**To do:**
Copy each line of the records below that mentions the word "Launch".

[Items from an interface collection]
◆ ◆ ◆ ◆ ◆

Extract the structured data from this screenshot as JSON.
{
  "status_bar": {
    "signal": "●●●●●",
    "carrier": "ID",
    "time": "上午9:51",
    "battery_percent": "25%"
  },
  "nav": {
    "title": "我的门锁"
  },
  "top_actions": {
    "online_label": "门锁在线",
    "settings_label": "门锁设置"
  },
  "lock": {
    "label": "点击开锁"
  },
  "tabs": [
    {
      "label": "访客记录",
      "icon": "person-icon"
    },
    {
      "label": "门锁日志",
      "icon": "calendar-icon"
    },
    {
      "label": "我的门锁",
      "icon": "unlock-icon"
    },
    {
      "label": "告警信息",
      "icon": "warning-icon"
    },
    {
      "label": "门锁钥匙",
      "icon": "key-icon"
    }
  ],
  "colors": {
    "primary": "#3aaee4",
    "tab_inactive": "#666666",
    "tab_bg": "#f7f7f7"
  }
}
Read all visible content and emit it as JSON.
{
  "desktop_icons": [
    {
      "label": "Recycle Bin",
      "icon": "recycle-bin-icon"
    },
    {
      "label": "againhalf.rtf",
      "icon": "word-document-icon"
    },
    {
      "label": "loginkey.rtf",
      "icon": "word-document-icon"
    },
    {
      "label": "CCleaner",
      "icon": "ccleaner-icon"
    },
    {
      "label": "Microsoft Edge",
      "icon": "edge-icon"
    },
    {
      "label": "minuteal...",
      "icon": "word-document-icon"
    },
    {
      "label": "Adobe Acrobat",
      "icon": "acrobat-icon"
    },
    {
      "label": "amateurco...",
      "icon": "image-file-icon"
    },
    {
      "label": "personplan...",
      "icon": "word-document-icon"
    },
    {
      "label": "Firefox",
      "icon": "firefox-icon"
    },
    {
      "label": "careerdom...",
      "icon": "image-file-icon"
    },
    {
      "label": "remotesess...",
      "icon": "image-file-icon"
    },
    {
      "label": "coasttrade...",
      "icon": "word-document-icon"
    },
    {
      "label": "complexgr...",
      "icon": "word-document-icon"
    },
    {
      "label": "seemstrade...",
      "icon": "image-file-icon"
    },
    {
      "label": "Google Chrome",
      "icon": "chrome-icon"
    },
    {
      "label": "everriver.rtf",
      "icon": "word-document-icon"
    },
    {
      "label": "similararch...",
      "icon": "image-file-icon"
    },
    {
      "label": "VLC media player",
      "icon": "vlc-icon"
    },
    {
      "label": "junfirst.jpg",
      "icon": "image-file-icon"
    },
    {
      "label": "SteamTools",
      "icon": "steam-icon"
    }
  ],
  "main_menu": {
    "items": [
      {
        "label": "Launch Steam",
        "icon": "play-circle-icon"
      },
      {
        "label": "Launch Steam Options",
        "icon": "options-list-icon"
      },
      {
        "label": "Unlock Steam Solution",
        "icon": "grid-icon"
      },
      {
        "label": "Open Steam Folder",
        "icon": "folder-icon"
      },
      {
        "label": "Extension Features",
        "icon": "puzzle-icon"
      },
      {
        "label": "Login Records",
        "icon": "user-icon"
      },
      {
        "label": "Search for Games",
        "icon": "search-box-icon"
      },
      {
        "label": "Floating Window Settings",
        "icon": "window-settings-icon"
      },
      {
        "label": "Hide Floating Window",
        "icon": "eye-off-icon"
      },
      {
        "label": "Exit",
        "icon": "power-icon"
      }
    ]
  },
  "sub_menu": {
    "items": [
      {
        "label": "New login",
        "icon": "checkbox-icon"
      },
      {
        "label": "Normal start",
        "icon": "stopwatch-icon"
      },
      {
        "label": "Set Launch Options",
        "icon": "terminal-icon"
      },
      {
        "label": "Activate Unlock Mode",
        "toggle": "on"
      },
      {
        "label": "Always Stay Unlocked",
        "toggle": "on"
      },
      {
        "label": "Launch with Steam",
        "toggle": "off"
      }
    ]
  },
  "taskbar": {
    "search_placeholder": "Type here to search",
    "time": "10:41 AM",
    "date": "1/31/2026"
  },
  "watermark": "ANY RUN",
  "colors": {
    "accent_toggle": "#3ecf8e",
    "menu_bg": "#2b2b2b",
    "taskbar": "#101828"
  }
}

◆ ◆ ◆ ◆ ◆

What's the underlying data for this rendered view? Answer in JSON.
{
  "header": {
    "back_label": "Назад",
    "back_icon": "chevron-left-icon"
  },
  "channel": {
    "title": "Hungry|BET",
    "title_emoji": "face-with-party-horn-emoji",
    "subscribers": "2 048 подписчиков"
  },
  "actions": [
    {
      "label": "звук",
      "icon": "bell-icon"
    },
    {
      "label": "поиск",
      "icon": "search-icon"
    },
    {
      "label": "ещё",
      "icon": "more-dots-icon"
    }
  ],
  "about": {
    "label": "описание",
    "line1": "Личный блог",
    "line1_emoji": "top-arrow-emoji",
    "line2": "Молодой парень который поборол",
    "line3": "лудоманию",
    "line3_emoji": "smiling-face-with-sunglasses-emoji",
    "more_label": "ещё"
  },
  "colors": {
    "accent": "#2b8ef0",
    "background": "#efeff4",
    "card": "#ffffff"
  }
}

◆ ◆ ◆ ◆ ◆

**Task result:**
        "label": "Launch Steam",
        "label": "Launch Steam Options",
        "label": "Set Launch Options",
        "label": "Launch with Steam",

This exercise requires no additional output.